This Is Not the Cockpit of a Secret TIE Fighter

Illustration for article titled This Is Not the Cockpit of a Secret TIE Fighter

I was going through a whole lot of awesome cockpit photos yesterday when I stumbled upon this image, the most impressive of them all. It looked more like the interior of a secret Imperial fighter from Star Wars than a machine made on Earth.


Of course, it's not new: it's the WhiteKnightOne, the mothership designed by Burt Rutan to launch SpaceShipOne, the first manned private ship to travel to space. It did it twice, which got Rutan the first Ansari X Prize.

I wanted to post it after talking to a pilot friend of mine about how the golden age of aviation seemed to be over.
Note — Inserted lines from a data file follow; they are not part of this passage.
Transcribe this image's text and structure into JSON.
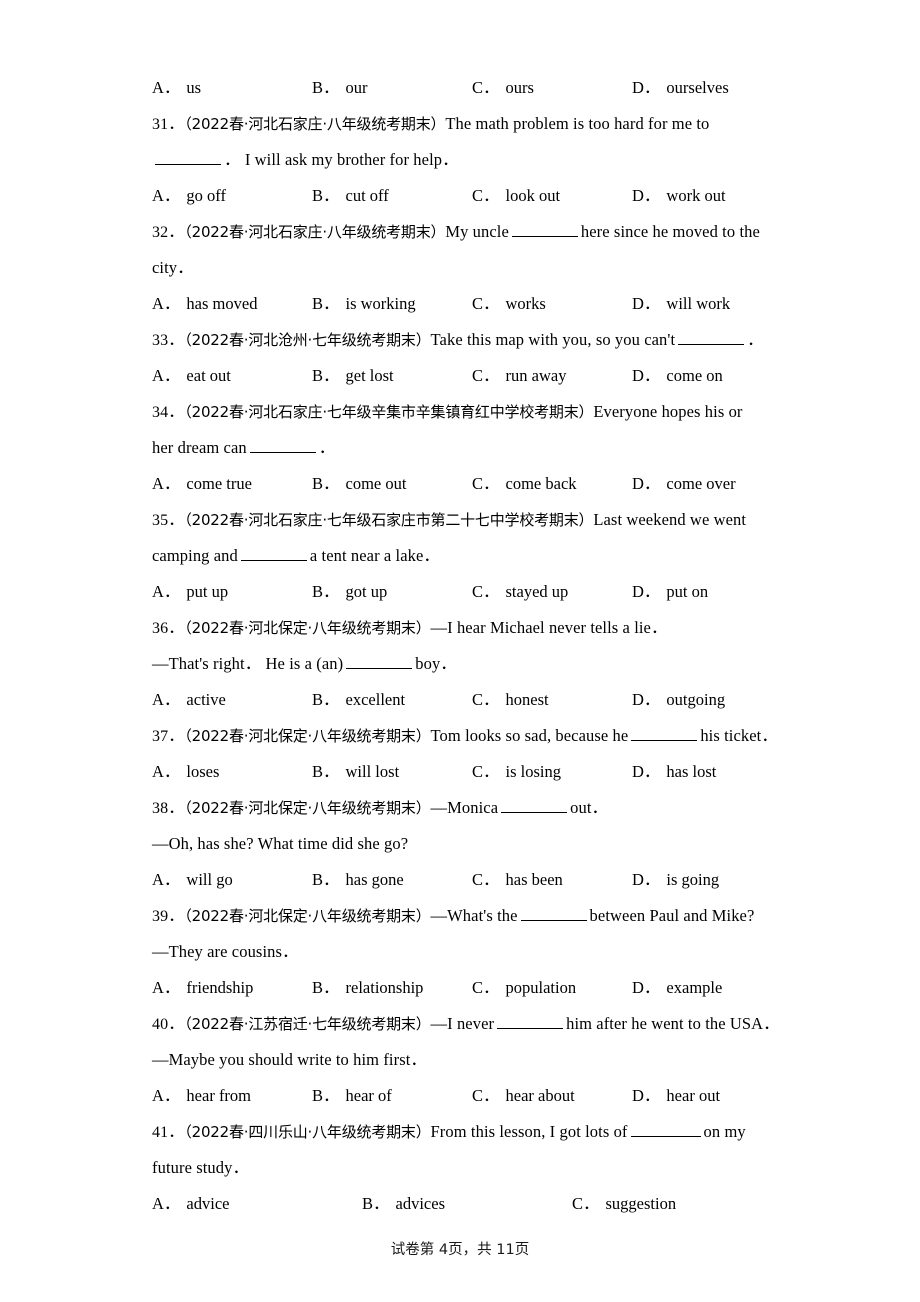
{
  "page": {
    "footer": "试卷第 4页，共 11页"
  },
  "questions": [
    {
      "id": "q30-options",
      "options_only": true,
      "options": [
        {
          "mark": "A．",
          "text": "us"
        },
        {
          "mark": "B．",
          "text": "our"
        },
        {
          "mark": "C．",
          "text": "ours"
        },
        {
          "mark": "D．",
          "text": "ourselves"
        }
      ]
    },
    {
      "id": "q31",
      "number": "31．",
      "source": "（2022春·河北石家庄·八年级统考期末）",
      "stem_lines": [
        "The math problem is too hard for me to",
        "．   I will ask my brother for help．"
      ],
      "options": [
        {
          "mark": "A．",
          "text": "go off"
        },
        {
          "mark": "B．",
          "text": "cut off"
        },
        {
          "mark": "C．",
          "text": "look out"
        },
        {
          "mark": "D．",
          "text": "work out"
        }
      ]
    },
    {
      "id": "q32",
      "number": "32．",
      "source": "（2022春·河北石家庄·八年级统考期末）",
      "stem_lines": [
        "My uncle",
        "here since he moved to the",
        "city．"
      ],
      "options": [
        {
          "mark": "A．",
          "text": "has moved"
        },
        {
          "mark": "B．",
          "text": "is working"
        },
        {
          "mark": "C．",
          "text": "works"
        },
        {
          "mark": "D．",
          "text": "will work"
        }
      ]
    },
    {
      "id": "q33",
      "number": "33．",
      "source": "（2022春·河北沧州·七年级统考期末）",
      "stem_lines": [
        "Take this map with you, so you can't",
        "．"
      ],
      "options": [
        {
          "mark": "A．",
          "text": "eat out"
        },
        {
          "mark": "B．",
          "text": "get lost"
        },
        {
          "mark": "C．",
          "text": "run away"
        },
        {
          "mark": "D．",
          "text": "come on"
        }
      ]
    },
    {
      "id": "q34",
      "number": "34．",
      "source": "（2022春·河北石家庄·七年级辛集市辛集镇育红中学校考期末）",
      "stem_lines": [
        "Everyone hopes his or",
        "her dream can",
        "．"
      ],
      "options": [
        {
          "mark": "A．",
          "text": "come true"
        },
        {
          "mark": "B．",
          "text": "come out"
        },
        {
          "mark": "C．",
          "text": "come back"
        },
        {
          "mark": "D．",
          "text": "come over"
        }
      ]
    },
    {
      "id": "q35",
      "number": "35．",
      "source": "（2022春·河北石家庄·七年级石家庄市第二十七中学校考期末）",
      "stem_lines": [
        "Last weekend we went",
        "camping and",
        "a tent near a lake．"
      ],
      "options": [
        {
          "mark": "A．",
          "text": "put up"
        },
        {
          "mark": "B．",
          "text": "got up"
        },
        {
          "mark": "C．",
          "text": "stayed up"
        },
        {
          "mark": "D．",
          "text": "put on"
        }
      ]
    },
    {
      "id": "q36",
      "number": "36．",
      "source": "（2022春·河北保定·八年级统考期末）",
      "stem_lines": [
        "—I hear Michael never tells a lie．",
        "—That's right．   He is a (an)",
        "boy．"
      ],
      "options": [
        {
          "mark": "A．",
          "text": "active"
        },
        {
          "mark": "B．",
          "text": "excellent"
        },
        {
          "mark": "C．",
          "text": "honest"
        },
        {
          "mark": "D．",
          "text": "outgoing"
        }
      ]
    },
    {
      "id": "q37",
      "number": "37．",
      "source": "（2022春·河北保定·八年级统考期末）",
      "stem_lines": [
        "Tom looks so sad, because he",
        "his ticket．"
      ],
      "options": [
        {
          "mark": "A．",
          "text": "loses"
        },
        {
          "mark": "B．",
          "text": "will lost"
        },
        {
          "mark": "C．",
          "text": "is losing"
        },
        {
          "mark": "D．",
          "text": "has lost"
        }
      ]
    },
    {
      "id": "q38",
      "number": "38．",
      "source": "（2022春·河北保定·八年级统考期末）",
      "stem_lines": [
        "—Monica",
        "out．",
        "—Oh, has she? What time did she go?"
      ],
      "options": [
        {
          "mark": "A．",
          "text": "will go"
        },
        {
          "mark": "B．",
          "text": "has gone"
        },
        {
          "mark": "C．",
          "text": "has been"
        },
        {
          "mark": "D．",
          "text": "is going"
        }
      ]
    },
    {
      "id": "q39",
      "number": "39．",
      "source": "（2022春·河北保定·八年级统考期末）",
      "stem_lines": [
        "—What's the",
        "between Paul and Mike?",
        "—They are cousins．"
      ],
      "options": [
        {
          "mark": "A．",
          "text": "friendship"
        },
        {
          "mark": "B．",
          "text": "relationship"
        },
        {
          "mark": "C．",
          "text": "population"
        },
        {
          "mark": "D．",
          "text": "example"
        }
      ]
    },
    {
      "id": "q40",
      "number": "40．",
      "source": "（2022春·江苏宿迁·七年级统考期末）",
      "stem_lines": [
        "—I never",
        "him after he went to the USA．",
        "—Maybe you should write to him first．"
      ],
      "options": [
        {
          "mark": "A．",
          "text": "hear from"
        },
        {
          "mark": "B．",
          "text": "hear of"
        },
        {
          "mark": "C．",
          "text": "hear about"
        },
        {
          "mark": "D．",
          "text": "hear out"
        }
      ]
    },
    {
      "id": "q41",
      "number": "41．",
      "source": "（2022春·四川乐山·八年级统考期末）",
      "stem_lines": [
        "From this lesson, I got lots of",
        "on my",
        "future study．"
      ],
      "options": [
        {
          "mark": "A．",
          "text": "advice"
        },
        {
          "mark": "B．",
          "text": "advices"
        },
        {
          "mark": "C．",
          "text": "suggestion"
        }
      ]
    }
  ]
}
Not only the years of propeller airplanes of World War II, but the explosion of weird jet and rocket-powered contraptions that happened right after that, with hundreds of crazy one-of-a-kind prototypes that required the most courageous—or insane—test pilots to fly them.


This cockpit—sans the digital panel—feels like it belongs to a flying machine from those days. It oozes Rutan's awesome style through every screw, gauge, and notch—all beauty and simplicity with a Flash Gordon aesthetic. Ish.
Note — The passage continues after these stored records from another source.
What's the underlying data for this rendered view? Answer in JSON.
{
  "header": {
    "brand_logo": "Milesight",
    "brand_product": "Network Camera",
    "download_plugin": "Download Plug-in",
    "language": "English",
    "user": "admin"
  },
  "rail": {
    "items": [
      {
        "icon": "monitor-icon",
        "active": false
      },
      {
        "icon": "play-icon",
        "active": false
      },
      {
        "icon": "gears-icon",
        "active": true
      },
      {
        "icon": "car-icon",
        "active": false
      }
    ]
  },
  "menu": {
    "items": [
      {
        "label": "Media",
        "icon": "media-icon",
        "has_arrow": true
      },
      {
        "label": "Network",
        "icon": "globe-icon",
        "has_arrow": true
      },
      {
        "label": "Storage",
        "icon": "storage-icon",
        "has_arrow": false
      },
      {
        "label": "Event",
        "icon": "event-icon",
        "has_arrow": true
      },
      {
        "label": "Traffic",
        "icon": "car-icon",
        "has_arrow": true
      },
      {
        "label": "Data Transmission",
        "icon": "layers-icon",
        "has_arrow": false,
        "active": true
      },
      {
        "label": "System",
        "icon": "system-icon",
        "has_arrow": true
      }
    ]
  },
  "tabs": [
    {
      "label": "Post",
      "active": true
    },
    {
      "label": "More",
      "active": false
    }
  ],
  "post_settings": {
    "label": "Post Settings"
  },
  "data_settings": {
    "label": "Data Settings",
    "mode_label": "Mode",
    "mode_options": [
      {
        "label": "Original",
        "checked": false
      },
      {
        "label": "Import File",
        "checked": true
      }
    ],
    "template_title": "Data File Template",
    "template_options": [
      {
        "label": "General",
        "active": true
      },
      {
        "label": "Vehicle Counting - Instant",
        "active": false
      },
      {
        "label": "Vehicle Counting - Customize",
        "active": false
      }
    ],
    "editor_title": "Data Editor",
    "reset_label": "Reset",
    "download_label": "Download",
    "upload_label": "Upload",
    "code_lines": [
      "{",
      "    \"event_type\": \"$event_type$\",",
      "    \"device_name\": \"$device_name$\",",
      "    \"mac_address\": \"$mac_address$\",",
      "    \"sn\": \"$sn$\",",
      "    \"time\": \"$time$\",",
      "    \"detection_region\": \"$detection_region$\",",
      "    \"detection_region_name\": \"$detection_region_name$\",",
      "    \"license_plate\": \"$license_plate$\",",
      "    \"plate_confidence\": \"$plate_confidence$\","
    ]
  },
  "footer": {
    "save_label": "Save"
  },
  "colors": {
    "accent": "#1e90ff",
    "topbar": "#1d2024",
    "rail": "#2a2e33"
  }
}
The cockpit of SpaceShipOne is equally impressive, albeit more claustrophobic, like the old Bell X supersonic planes that Chuck Yeager and his colleagues used to test over the skies of Muroc Army Air Field—what is now known as Edwards Air Force Base.

Illustration for article titled This Is Not the Cockpit of a Secret TIE Fighter

In fact, I would say this is a direct descendant of Yeager's Glamorous Glennis, which launched from the belly of a B-29. It's much more polished, for sure, but almost as dangerous, as the video of her first flight shows.


The pilot then was Mike Melvill, an old-school test pilot that, like Yeager, had the Right Stuff to keep his cool when SpaceShipOne started to roll like crazy on her way up. I love this stuff.


Share This Story

Get our newsletter


Yeager named ALL of his planes Glamourous Glennis, not just the Bell X-1. The mention of the name first sends my mind to his P-51 Mustang in WWII.

Both Yeagar and Rutan are heros of mine. The sight of the X1 and SS1 hanging next to each other at the Air and Space Museum gives me chills every time I see it.

If you want to see more details about SS1 than you can possibly imagine grab a copy of the Black Sky DVDs from Discovery that document the project from start to finish.

Also SpaceShipOne made three suborbital flights, not two.